Exercise instructions> For every line in the entries that contains "screenshot", show the whole line.

(Records drawn from a dataset)
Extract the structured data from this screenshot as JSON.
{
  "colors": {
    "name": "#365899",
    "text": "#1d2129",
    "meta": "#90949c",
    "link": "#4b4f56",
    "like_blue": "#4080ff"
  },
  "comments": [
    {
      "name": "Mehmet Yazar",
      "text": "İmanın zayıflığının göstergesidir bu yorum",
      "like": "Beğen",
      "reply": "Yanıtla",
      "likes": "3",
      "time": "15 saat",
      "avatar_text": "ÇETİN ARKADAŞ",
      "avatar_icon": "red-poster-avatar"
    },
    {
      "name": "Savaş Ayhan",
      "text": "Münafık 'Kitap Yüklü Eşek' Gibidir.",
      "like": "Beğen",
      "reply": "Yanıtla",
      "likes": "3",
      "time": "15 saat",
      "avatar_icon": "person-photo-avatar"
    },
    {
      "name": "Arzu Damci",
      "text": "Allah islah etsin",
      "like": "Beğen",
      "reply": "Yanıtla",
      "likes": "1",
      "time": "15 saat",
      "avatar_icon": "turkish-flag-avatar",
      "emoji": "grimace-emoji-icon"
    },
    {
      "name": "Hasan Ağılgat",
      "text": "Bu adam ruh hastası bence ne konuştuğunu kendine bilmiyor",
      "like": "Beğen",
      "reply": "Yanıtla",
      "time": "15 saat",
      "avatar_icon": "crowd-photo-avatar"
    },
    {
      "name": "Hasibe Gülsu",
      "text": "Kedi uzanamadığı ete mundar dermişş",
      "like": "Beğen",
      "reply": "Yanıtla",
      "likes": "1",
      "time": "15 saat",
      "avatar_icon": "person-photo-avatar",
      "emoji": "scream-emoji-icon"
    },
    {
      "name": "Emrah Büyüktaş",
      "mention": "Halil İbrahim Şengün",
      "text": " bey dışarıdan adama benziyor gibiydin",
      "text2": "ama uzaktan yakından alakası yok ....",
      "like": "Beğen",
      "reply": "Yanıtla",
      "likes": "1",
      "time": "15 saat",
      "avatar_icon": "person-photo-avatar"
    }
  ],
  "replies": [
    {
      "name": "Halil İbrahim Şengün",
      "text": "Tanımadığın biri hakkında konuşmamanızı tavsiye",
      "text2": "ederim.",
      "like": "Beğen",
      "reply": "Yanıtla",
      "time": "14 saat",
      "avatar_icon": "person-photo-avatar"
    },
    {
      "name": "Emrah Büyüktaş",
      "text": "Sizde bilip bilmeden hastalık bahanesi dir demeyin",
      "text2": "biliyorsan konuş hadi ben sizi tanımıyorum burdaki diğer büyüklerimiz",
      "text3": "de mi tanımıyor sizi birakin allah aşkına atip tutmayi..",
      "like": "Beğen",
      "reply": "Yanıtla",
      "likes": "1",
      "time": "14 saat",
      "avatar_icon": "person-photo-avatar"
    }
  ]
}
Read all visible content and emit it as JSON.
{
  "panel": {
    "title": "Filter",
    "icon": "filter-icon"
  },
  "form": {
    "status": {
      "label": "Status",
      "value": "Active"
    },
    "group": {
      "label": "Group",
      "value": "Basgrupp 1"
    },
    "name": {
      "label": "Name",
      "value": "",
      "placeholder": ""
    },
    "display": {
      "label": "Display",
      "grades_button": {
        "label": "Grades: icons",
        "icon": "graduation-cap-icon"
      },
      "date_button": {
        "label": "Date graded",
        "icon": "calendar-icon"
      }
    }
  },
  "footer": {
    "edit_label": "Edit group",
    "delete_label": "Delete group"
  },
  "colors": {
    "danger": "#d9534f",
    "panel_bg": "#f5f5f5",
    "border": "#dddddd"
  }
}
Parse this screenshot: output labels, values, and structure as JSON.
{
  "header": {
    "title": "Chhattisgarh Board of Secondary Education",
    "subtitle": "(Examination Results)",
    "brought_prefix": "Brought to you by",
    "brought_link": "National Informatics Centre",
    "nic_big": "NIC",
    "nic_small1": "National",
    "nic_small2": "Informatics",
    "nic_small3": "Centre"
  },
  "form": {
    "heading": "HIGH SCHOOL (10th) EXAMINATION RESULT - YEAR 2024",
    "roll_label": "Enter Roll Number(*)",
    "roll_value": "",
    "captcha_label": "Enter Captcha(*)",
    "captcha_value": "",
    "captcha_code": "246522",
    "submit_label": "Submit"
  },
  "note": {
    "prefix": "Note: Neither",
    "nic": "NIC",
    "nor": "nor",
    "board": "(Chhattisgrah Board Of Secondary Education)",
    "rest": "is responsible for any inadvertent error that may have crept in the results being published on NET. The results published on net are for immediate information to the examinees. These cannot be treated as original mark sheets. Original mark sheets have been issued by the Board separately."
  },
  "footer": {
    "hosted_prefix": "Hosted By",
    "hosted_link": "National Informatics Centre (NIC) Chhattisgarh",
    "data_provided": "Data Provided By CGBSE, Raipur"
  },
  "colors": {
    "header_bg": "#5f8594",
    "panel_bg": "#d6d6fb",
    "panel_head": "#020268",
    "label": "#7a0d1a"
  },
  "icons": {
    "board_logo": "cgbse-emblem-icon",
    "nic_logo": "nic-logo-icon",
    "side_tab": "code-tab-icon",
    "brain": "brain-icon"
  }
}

Expected answer>
Extract the structured data from this screenshot as JSON.
Parse this screenshot: output labels, values, and structure as JSON.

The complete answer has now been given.